Records for this exercise ::
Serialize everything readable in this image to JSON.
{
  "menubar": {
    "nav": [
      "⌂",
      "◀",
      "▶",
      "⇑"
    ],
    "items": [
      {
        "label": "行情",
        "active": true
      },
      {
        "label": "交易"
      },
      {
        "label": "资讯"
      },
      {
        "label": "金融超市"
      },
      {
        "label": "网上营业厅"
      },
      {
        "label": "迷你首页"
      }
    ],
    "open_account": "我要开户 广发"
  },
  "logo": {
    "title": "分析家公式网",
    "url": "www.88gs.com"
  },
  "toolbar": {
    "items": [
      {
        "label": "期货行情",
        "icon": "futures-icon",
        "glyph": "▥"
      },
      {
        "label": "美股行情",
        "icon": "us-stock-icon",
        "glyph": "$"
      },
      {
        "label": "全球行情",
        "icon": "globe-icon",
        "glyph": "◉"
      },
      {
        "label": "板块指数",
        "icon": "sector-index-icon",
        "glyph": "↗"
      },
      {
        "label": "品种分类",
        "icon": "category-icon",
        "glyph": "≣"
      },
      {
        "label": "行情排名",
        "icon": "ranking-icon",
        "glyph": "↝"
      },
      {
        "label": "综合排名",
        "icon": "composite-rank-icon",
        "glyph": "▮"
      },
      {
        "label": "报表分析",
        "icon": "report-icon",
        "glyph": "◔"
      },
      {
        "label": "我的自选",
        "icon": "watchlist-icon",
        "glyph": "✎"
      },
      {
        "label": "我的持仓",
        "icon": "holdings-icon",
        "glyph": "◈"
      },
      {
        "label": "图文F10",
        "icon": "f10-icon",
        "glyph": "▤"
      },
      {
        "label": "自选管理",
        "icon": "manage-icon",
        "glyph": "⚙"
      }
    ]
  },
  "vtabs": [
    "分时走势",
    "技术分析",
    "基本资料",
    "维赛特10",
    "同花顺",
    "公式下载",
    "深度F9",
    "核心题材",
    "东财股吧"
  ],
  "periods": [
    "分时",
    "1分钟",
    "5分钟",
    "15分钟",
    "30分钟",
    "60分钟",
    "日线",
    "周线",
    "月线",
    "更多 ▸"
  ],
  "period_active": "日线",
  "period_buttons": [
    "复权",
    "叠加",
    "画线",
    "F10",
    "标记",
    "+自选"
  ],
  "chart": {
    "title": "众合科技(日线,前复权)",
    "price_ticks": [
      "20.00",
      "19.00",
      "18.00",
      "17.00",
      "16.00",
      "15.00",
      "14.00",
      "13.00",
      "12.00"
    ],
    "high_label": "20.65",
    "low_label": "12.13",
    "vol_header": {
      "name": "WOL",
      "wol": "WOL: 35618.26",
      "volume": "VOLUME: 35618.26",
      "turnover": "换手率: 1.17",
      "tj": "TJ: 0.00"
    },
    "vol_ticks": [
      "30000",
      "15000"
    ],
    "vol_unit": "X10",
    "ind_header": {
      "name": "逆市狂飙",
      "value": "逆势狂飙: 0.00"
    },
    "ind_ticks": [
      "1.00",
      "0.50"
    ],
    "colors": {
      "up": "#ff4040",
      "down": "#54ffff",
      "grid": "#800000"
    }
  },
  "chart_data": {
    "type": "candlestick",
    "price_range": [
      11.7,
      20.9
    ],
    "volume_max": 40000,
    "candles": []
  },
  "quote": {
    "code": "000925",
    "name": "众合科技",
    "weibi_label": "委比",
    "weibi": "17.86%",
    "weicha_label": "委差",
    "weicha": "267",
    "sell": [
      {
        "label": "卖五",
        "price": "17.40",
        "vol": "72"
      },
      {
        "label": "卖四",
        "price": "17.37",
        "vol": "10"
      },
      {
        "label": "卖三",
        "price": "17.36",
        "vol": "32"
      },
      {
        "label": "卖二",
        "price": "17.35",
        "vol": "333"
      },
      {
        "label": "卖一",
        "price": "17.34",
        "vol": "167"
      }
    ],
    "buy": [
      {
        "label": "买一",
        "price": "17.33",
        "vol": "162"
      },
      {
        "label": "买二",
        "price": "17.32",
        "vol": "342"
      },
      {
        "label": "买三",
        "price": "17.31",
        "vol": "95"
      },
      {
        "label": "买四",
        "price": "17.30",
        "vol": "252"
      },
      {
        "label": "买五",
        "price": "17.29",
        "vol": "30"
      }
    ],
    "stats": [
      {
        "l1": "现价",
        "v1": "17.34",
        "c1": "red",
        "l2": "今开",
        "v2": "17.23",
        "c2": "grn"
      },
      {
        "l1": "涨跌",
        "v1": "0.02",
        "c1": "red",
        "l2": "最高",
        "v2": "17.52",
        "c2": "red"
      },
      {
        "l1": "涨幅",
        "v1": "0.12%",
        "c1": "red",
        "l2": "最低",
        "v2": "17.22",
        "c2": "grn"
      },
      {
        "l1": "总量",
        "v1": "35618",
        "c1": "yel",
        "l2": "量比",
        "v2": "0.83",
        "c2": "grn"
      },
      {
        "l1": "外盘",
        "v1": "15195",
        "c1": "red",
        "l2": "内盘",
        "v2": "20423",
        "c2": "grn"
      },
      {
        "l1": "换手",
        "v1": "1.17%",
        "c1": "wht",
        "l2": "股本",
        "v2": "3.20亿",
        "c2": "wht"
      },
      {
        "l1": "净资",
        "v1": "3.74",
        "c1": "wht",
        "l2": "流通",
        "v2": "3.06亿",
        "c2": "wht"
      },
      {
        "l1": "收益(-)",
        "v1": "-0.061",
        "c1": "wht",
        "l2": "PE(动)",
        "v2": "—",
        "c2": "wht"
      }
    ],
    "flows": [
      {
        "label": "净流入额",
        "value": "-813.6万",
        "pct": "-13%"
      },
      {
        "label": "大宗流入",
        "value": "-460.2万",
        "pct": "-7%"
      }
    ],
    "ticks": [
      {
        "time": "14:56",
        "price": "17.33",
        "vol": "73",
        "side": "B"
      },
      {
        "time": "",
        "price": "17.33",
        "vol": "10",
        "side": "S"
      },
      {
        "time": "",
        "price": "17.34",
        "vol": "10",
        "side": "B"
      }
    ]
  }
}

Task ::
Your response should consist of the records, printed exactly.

Answer for the task ::
Serialize everything readable in this image to JSON.
{
  "menubar": {
    "nav": [
      "⌂",
      "◀",
      "▶",
      "⇑"
    ],
    "items": [
      {
        "label": "行情",
        "active": true
      },
      {
        "label": "交易"
      },
      {
        "label": "资讯"
      },
      {
        "label": "金融超市"
      },
      {
        "label": "网上营业厅"
      },
      {
        "label": "迷你首页"
      }
    ],
    "open_account": "我要开户 广发"
  },
  "logo": {
    "title": "分析家公式网",
    "url": "www.88gs.com"
  },
  "toolbar": {
    "items": [
      {
        "label": "期货行情",
        "icon": "futures-icon",
        "glyph": "▥"
      },
      {
        "label": "美股行情",
        "icon": "us-stock-icon",
        "glyph": "$"
      },
      {
        "label": "全球行情",
        "icon": "globe-icon",
        "glyph": "◉"
      },
      {
        "label": "板块指数",
        "icon": "sector-index-icon",
        "glyph": "↗"
      },
      {
        "label": "品种分类",
        "icon": "category-icon",
        "glyph": "≣"
      },
      {
        "label": "行情排名",
        "icon": "ranking-icon",
        "glyph": "↝"
      },
      {
        "label": "综合排名",
        "icon": "composite-rank-icon",
        "glyph": "▮"
      },
      {
        "label": "报表分析",
        "icon": "report-icon",
        "glyph": "◔"
      },
      {
        "label": "我的自选",
        "icon": "watchlist-icon",
        "glyph": "✎"
      },
      {
        "label": "我的持仓",
        "icon": "holdings-icon",
        "glyph": "◈"
      },
      {
        "label": "图文F10",
        "icon": "f10-icon",
        "glyph": "▤"
      },
      {
        "label": "自选管理",
        "icon": "manage-icon",
        "glyph": "⚙"
      }
    ]
  },
  "vtabs": [
    "分时走势",
    "技术分析",
    "基本资料",
    "维赛特10",
    "同花顺",
    "公式下载",
    "深度F9",
    "核心题材",
    "东财股吧"
  ],
  "periods": [
    "分时",
    "1分钟",
    "5分钟",
    "15分钟",
    "30分钟",
    "60分钟",
    "日线",
    "周线",
    "月线",
    "更多 ▸"
  ],
  "period_active": "日线",
  "period_buttons": [
    "复权",
    "叠加",
    "画线",
    "F10",
    "标记",
    "+自选"
  ],
  "chart": {
    "title": "众合科技(日线,前复权)",
    "price_ticks": [
      "20.00",
      "19.00",
      "18.00",
      "17.00",
      "16.00",
      "15.00",
      "14.00",
      "13.00",
      "12.00"
    ],
    "high_label": "20.65",
    "low_label": "12.13",
    "vol_header": {
      "name": "WOL",
      "wol": "WOL: 35618.26",
      "volume": "VOLUME: 35618.26",
      "turnover": "换手率: 1.17",
      "tj": "TJ: 0.00"
    },
    "vol_ticks": [
      "30000",
      "15000"
    ],
    "vol_unit": "X10",
    "ind_header": {
      "name": "逆市狂飙",
      "value": "逆势狂飙: 0.00"
    },
    "ind_ticks": [
      "1.00",
      "0.50"
    ],
    "colors": {
      "up": "#ff4040",
      "down": "#54ffff",
      "grid": "#800000"
    }
  },
  "chart_data": {
    "type": "candlestick",
    "price_range": [
      11.7,
      20.9
    ],
    "volume_max": 40000,
    "candles": []
  },
  "quote": {
    "code": "000925",
    "name": "众合科技",
    "weibi_label": "委比",
    "weibi": "17.86%",
    "weicha_label": "委差",
    "weicha": "267",
    "sell": [
      {
        "label": "卖五",
        "price": "17.40",
        "vol": "72"
      },
      {
        "label": "卖四",
        "price": "17.37",
        "vol": "10"
      },
      {
        "label": "卖三",
        "price": "17.36",
        "vol": "32"
      },
      {
        "label": "卖二",
        "price": "17.35",
        "vol": "333"
      },
      {
        "label": "卖一",
        "price": "17.34",
        "vol": "167"
      }
    ],
    "buy": [
      {
        "label": "买一",
        "price": "17.33",
        "vol": "162"
      },
      {
        "label": "买二",
        "price": "17.32",
        "vol": "342"
      },
      {
        "label": "买三",
        "price": "17.31",
        "vol": "95"
      },
      {
        "label": "买四",
        "price": "17.30",
        "vol": "252"
      },
      {
        "label": "买五",
        "price": "17.29",
        "vol": "30"
      }
    ],
    "stats": [
      {
        "l1": "现价",
        "v1": "17.34",
        "c1": "red",
        "l2": "今开",
        "v2": "17.23",
        "c2": "grn"
      },
      {
        "l1": "涨跌",
        "v1": "0.02",
        "c1": "red",
        "l2": "最高",
        "v2": "17.52",
        "c2": "red"
      },
      {
        "l1": "涨幅",
        "v1": "0.12%",
        "c1": "red",
        "l2": "最低",
        "v2": "17.22",
        "c2": "grn"
      },
      {
        "l1": "总量",
        "v1": "35618",
        "c1": "yel",
        "l2": "量比",
        "v2": "0.83",
        "c2": "grn"
      },
      {
        "l1": "外盘",
        "v1": "15195",
        "c1": "red",
        "l2": "内盘",
        "v2": "20423",
        "c2": "grn"
      },
      {
        "l1": "换手",
        "v1": "1.17%",
        "c1": "wht",
        "l2": "股本",
        "v2": "3.20亿",
        "c2": "wht"
      },
      {
        "l1": "净资",
        "v1": "3.74",
        "c1": "wht",
        "l2": "流通",
        "v2": "3.06亿",
        "c2": "wht"
      },
      {
        "l1": "收益(-)",
        "v1": "-0.061",
        "c1": "wht",
        "l2": "PE(动)",
        "v2": "—",
        "c2": "wht"
      }
    ],
    "flows": [
      {
        "label": "净流入额",
        "value": "-813.6万",
        "pct": "-13%"
      },
      {
        "label": "大宗流入",
        "value": "-460.2万",
        "pct": "-7%"
      }
    ],
    "ticks": [
      {
        "time": "14:56",
        "price": "17.33",
        "vol": "73",
        "side": "B"
      },
      {
        "time": "",
        "price": "17.33",
        "vol": "10",
        "side": "S"
      },
      {
        "time": "",
        "price": "17.34",
        "vol": "10",
        "side": "B"
      }
    ]
  }
}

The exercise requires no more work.